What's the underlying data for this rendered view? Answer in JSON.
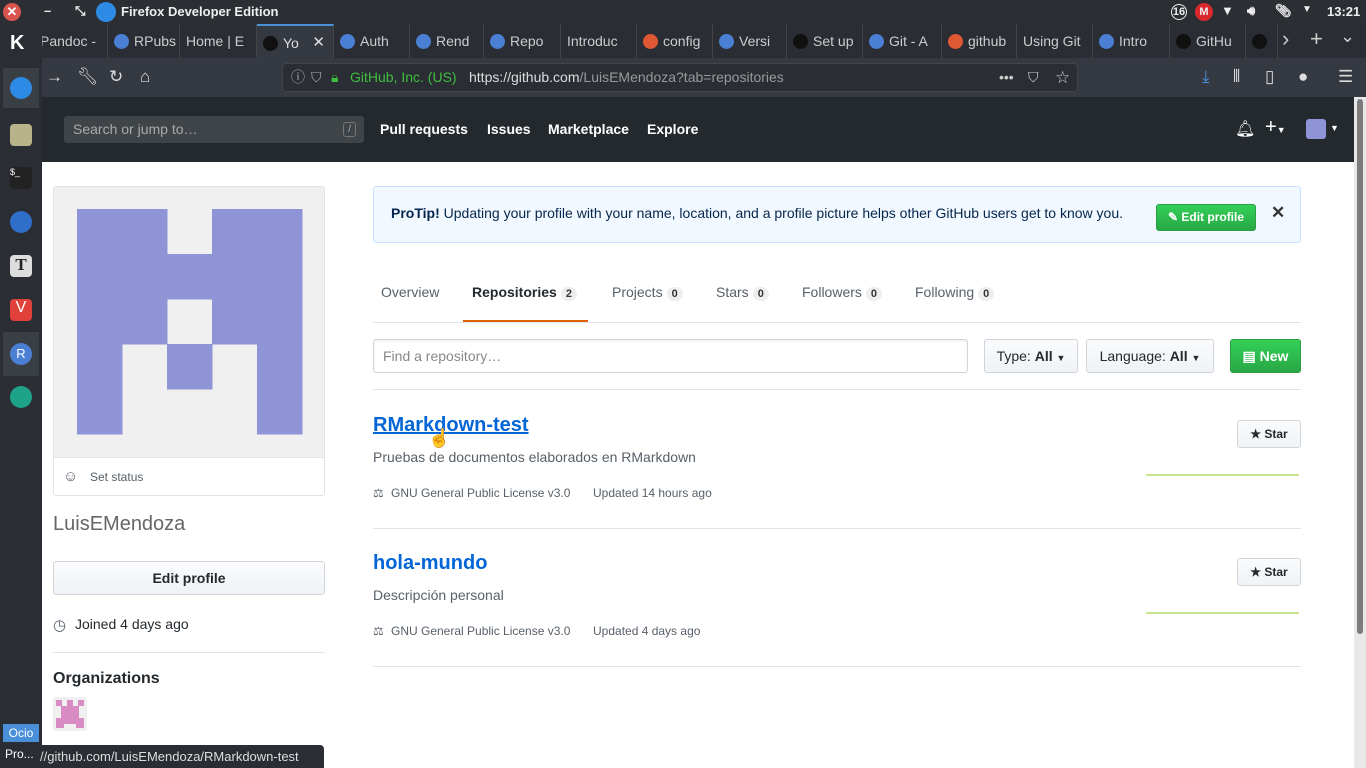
{
  "window": {
    "title": "Firefox Developer Edition",
    "clock": "13:21",
    "tray_badge": "16"
  },
  "tabs": [
    {
      "label": "Pandoc - "
    },
    {
      "label": "RPubs"
    },
    {
      "label": "Home | E"
    },
    {
      "label": "Yo"
    },
    {
      "label": "Auth"
    },
    {
      "label": "Rend"
    },
    {
      "label": "Repo"
    },
    {
      "label": "Introduc"
    },
    {
      "label": "config"
    },
    {
      "label": "Versi"
    },
    {
      "label": "Set up"
    },
    {
      "label": "Git - A"
    },
    {
      "label": "github"
    },
    {
      "label": "Using Git"
    },
    {
      "label": "Intro"
    },
    {
      "label": "GitHu"
    },
    {
      "label": ""
    }
  ],
  "urlbar": {
    "identity": "GitHub, Inc. (US)",
    "url_host": "https://github.com",
    "url_path": "/LuisEMendoza?tab=repositories"
  },
  "github": {
    "search_placeholder": "Search or jump to…",
    "search_key": "/",
    "nav": [
      "Pull requests",
      "Issues",
      "Marketplace",
      "Explore"
    ]
  },
  "profile": {
    "set_status": "Set status",
    "username": "LuisEMendoza",
    "edit_profile": "Edit profile",
    "joined": "Joined 4 days ago",
    "organizations": "Organizations"
  },
  "protip": {
    "label": "ProTip!",
    "text": " Updating your profile with your name, location, and a profile picture helps other GitHub users get to know you.",
    "button": "Edit profile"
  },
  "usertabs": [
    {
      "label": "Overview"
    },
    {
      "label": "Repositories",
      "count": "2"
    },
    {
      "label": "Projects",
      "count": "0"
    },
    {
      "label": "Stars",
      "count": "0"
    },
    {
      "label": "Followers",
      "count": "0"
    },
    {
      "label": "Following",
      "count": "0"
    }
  ],
  "filter": {
    "placeholder": "Find a repository…",
    "type_label": "Type:",
    "type_value": "All",
    "lang_label": "Language:",
    "lang_value": "All",
    "new": "New"
  },
  "repos": [
    {
      "name": "RMarkdown-test",
      "description": "Pruebas de documentos elaborados en RMarkdown",
      "license": "GNU General Public License v3.0",
      "updated": "Updated 14 hours ago",
      "star": "Star"
    },
    {
      "name": "hola-mundo",
      "description": "Descripción personal",
      "license": "GNU General Public License v3.0",
      "updated": "Updated 4 days ago",
      "star": "Star"
    }
  ],
  "statusbar": "//github.com/LuisEMendoza/RMarkdown-test",
  "taskbar": {
    "item1": "Ocio",
    "item2": "Pro..."
  },
  "colors": {
    "accent": "#0366d6",
    "green": "#28a745",
    "identicon": "#8f94d6",
    "org": "#d98bc4"
  }
}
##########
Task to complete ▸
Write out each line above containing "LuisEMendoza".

Answer to this problem ▸
    "url_path": "/LuisEMendoza?tab=repositories"
    "username": "LuisEMendoza",
  "statusbar": "//github.com/LuisEMendoza/RMarkdown-test",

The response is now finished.